The 390-33 vote sent to the Senate a bill that represented a Republican appeal to minority voters who doubt the GOP’s “big-tent” image. Southern conservatives had complained that the act punishes their states for racist voting histories they say they’ve overcome.
“By passing this rewrite of the Voting Rights Act, Congress is declaring from on high that states with voting problems 40 years ago can simply never be forgiven,” said Rep. Lynn Westmoreland, R-Ga., one of several lawmakers pressing for changes to the law to ease its requirements on Southern states.
The House overwhelmingly rejected amendments that would have shortened the renewal from 25 years to a decade and would have struck its requirement that ballots in some states be printed in several languages.
Supporters of the law as written used stark images and emotional language to make clear that the pain of racial struggle still stings.
Rep. John Lewis, D-Ga., displayed photos of civil rights activists, including himself, who were beaten by Alabama state troopers in 1965 as they marched from Selma to Montgomery in support of voting rights.
“Yes, we’ve made some progress; we have come a distance,” Lewis added. “The sad truth is, discrimination still exists. That’s why we still need the Voting Rights Act and we must not go back to the dark past.”
The very debate over changes to the act is testament to the influence of Southern conservatives, even over their own GOP leaders who had hoped to pass the renewal as a fresh appeal for support from minorities on Election Day.
With rare bipartisan support among leaders of the House and Senate, the renewal was widely expected to sail through Congress. Republican leaders, however, were forced to cancel a House vote last month when conservatives rebelled during a closed meeting against provisions they contended singled out Southern states for federal oversight despite the civil rights progress in recent years.
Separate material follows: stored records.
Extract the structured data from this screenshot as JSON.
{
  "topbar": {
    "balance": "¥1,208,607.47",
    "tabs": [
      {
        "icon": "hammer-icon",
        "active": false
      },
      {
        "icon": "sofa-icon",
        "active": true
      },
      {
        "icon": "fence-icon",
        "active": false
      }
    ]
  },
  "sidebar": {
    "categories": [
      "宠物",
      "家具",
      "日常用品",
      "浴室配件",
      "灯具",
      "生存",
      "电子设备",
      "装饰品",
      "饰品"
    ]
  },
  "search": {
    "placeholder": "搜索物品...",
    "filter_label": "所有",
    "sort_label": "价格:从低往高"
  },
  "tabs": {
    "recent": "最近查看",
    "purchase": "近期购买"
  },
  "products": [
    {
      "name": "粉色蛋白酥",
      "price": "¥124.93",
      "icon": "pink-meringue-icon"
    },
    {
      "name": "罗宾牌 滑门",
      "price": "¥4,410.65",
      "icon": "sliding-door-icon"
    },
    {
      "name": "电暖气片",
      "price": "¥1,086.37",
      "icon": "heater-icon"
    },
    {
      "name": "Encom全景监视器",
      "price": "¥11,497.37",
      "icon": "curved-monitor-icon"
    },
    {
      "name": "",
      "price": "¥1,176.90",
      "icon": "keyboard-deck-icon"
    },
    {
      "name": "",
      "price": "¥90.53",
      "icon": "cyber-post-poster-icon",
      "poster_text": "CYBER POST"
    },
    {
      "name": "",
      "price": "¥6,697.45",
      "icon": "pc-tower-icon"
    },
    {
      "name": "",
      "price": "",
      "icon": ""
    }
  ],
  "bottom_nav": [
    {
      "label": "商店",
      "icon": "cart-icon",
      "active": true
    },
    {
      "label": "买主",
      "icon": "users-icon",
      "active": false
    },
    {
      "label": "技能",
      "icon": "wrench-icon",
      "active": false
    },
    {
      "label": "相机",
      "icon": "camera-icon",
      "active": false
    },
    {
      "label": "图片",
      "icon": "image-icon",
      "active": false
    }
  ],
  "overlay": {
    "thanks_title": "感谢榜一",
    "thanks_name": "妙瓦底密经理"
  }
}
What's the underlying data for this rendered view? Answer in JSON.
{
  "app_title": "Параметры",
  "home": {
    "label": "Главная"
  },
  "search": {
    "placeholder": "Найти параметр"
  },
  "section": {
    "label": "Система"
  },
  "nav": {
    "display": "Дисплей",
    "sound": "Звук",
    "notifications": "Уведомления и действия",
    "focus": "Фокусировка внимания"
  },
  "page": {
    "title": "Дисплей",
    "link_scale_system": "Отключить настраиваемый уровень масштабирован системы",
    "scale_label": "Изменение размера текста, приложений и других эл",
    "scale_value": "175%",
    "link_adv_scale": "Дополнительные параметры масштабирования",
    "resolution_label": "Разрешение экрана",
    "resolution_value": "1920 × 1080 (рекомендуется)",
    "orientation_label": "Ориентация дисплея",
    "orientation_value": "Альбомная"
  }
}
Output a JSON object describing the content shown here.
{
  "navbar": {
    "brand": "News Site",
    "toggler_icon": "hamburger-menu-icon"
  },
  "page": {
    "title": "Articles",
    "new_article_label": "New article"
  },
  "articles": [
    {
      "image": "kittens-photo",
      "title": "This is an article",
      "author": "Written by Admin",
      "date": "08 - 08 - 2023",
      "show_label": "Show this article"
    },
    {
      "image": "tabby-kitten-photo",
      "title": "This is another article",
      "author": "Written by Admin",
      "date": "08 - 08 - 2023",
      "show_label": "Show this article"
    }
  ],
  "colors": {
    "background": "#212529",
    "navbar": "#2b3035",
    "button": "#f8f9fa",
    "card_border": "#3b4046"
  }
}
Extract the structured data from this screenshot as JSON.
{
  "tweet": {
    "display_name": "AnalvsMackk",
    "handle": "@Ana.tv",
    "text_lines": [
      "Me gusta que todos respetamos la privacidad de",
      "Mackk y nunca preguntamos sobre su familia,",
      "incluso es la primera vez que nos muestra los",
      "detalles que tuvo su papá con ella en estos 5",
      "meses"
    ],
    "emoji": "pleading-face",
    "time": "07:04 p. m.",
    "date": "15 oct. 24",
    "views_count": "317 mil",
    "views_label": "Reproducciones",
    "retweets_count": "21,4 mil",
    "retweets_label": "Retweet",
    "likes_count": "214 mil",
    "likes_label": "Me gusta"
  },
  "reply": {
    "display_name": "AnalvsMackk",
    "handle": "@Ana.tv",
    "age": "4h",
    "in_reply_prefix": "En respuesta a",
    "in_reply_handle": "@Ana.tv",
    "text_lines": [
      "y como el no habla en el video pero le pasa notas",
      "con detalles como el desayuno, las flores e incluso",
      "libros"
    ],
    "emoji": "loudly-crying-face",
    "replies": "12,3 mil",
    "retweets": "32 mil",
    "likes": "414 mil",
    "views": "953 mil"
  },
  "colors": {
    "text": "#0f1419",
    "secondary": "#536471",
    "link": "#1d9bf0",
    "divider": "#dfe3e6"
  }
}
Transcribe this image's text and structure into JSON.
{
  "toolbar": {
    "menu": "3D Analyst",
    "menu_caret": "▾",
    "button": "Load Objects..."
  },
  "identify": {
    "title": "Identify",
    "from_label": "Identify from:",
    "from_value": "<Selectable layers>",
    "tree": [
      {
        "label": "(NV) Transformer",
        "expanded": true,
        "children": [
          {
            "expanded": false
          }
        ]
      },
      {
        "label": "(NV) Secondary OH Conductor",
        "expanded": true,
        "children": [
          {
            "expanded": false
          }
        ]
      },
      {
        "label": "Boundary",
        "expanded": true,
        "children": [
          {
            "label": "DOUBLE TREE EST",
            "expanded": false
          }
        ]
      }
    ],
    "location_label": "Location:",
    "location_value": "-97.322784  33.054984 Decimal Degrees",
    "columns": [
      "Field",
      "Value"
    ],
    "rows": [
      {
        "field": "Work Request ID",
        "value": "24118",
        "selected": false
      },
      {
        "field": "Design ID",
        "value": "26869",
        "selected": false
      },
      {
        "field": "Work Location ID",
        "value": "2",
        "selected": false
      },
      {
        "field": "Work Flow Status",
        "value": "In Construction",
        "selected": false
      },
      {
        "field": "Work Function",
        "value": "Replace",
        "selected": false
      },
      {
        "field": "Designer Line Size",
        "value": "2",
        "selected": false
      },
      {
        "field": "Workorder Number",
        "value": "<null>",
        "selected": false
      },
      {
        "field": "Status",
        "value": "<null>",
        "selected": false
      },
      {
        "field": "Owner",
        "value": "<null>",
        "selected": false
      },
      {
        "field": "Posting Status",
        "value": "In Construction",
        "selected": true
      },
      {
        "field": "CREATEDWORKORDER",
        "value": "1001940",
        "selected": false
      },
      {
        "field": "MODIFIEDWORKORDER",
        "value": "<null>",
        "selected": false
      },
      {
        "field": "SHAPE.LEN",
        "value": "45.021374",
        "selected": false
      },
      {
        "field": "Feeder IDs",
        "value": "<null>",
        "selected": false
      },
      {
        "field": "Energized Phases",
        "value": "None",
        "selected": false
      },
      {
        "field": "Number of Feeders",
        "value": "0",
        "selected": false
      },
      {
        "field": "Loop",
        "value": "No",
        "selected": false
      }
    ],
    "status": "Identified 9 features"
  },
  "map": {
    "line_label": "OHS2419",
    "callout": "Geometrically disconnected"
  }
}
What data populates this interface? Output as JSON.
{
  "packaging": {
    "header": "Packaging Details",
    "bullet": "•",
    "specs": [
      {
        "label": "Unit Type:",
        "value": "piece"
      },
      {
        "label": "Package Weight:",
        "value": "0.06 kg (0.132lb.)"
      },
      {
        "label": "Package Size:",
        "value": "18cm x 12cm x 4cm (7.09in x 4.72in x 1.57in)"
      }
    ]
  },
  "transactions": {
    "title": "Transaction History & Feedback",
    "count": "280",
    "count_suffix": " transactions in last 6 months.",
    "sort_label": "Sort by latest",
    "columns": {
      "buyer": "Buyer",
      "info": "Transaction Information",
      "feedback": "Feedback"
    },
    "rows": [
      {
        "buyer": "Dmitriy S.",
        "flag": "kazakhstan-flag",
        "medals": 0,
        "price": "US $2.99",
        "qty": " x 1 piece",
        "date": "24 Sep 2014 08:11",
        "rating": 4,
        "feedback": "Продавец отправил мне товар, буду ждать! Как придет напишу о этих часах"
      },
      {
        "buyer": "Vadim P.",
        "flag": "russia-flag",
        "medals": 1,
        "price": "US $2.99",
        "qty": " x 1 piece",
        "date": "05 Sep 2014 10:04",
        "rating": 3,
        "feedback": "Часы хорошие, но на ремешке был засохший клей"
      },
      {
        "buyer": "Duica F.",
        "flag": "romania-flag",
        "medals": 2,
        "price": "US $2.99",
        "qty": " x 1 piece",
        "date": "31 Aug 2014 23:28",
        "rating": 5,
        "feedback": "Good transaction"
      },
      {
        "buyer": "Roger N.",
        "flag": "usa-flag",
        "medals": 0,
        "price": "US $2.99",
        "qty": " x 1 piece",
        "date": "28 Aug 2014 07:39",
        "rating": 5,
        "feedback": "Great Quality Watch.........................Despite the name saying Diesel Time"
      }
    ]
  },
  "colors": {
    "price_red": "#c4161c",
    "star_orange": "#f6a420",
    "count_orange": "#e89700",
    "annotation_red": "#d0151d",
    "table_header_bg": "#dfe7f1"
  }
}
Unable to satisfy the dissenters and eager to pass the bill this week, Republican leaders announced late Wednesday they would allow the House to consider amendments, none of which passed.